The poll of task force members consisted of nine questions that revolved around three paths forward: status quo; defining criteria in the coming year, which, if met, would trigger the need to develop a solution; and developing both criteria and a solution in 2020.

Of the 204 responses, 69 represented voting members, 134 came from affiliate members and one was from a state commission.

The results were:

  • Path 1 (status quo): yes, 74 percent; no, 26 percent; maybe, 0 percent
  • Path 2 (define criteria only): yes, 24 percent; no, 47 percent; maybe, 30 percent
  • Path 3 (develop criteria and solution): yes, 19 percent; no, 65 percent; maybe, 17 percent

Some participants said PJM’s current tools are sufficient, and that Capacity Performance rules provide a proper incentive. Others said changes may be needed in the future, but not now. Some worried that any criteria developed now would be too prescriptive, or would be trying to address a problem as yet undefined.

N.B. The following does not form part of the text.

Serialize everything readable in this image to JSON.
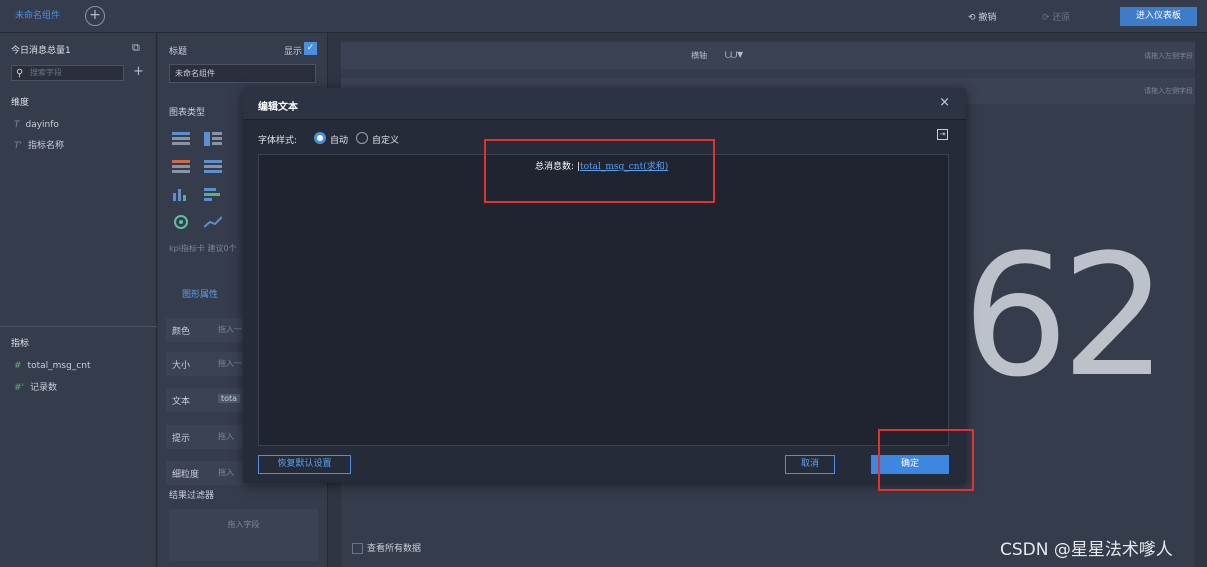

Other respondents urged PJM to be proactive.

Task Force Took 2018 Study Further

PJM recommended that members create the Fuel Security Senior Task Force following the November 2018 release of its Fuel Security Study, which stress-tested the grid using more than 300 scenarios. The findings showed that the system can withstand an extended period of stress while remaining reliable and fuel secure. However, there were combinations of extreme conditions under which the system could be subject to disruptions.

The group took the study’s analysis further, adding 56 sensitivities and, in the end, calculating risk for 4,720,380 scenarios.

While there is no imminent threat to the system, the findings of the study – and the task force’s work – underscore the importance of PJM continuing to monitor fuel and resource security issues, Horger said.

What’s Next?

A “yes” vote at the Markets & Reliability Committee would send the issue back to the task force for further study, Horger said.

A “no” vote would result in the sunsetting of the task force, and PJM will incorporate the issue into the work plan of a standing committee for continued monitoring.